The director of the ministry’s Department of Financial Policy, Ivan Chebeskov, told the news outlet that in each case the share will be calculated from the full market value of the company’s assets. The ruling by the Commission on Foreign Investments will be released in the near future, he stated.
Moscow has toughened exit rules for Western firms, demanding a 50% discount on all foreign deals as well as a contribution to the Russian budget of at least 10% of the sale price.
Foreign companies from so-called ‘unfriendly’ countries that want to leave Russia currently have to obtain permission from a government commission.
According to a Reuters report last month, based on an analysis of company filings and statements, foreign firms have already been hit by losses of more than $80 billion from their Russian operations due to write-downs and lost revenue.
Aleksey Kupriyanov of Aspring Capital, which has advised the Russian government on dozens of deals, told Reuters that the corporate exodus was a huge windfall for Russian entrepreneurs, as well as Western companies’ rivals and former business partners.

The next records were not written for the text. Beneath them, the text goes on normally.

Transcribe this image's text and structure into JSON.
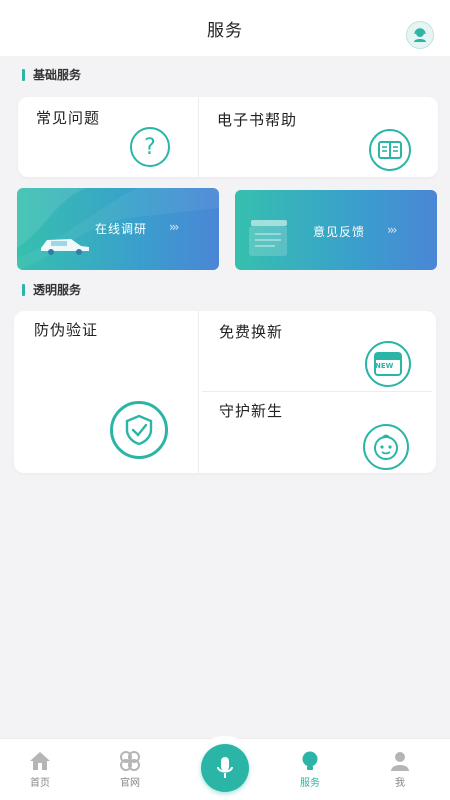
{
  "header": {
    "title": "服务",
    "cs_icon": "customer-service-icon"
  },
  "basic": {
    "title": "基础服务",
    "faq": {
      "label": "常见问题",
      "icon": "question-icon"
    },
    "ebook": {
      "label": "电子书帮助",
      "icon": "book-icon"
    },
    "research": {
      "label": "在线调研",
      "chevrons": "›››"
    },
    "feedback": {
      "label": "意见反馈",
      "chevrons": "›››"
    }
  },
  "transparent": {
    "title": "透明服务",
    "anti_fake": {
      "label": "防伪验证",
      "icon": "shield-check-icon"
    },
    "renew": {
      "label": "免费换新",
      "icon": "new-box-icon",
      "badge": "NEW"
    },
    "guard": {
      "label": "守护新生",
      "icon": "baby-face-icon"
    }
  },
  "tabbar": {
    "home": "首页",
    "site": "官网",
    "service": "服务",
    "me": "我"
  },
  "colors": {
    "accent": "#2bb5a6"
  }
}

Pressured by sanctions, large numbers of Western firms quit the Russian market following the start of Moscow’s military operation in Ukraine. Russia has since reoriented more strongly toward non-Western partners, most notably China and India.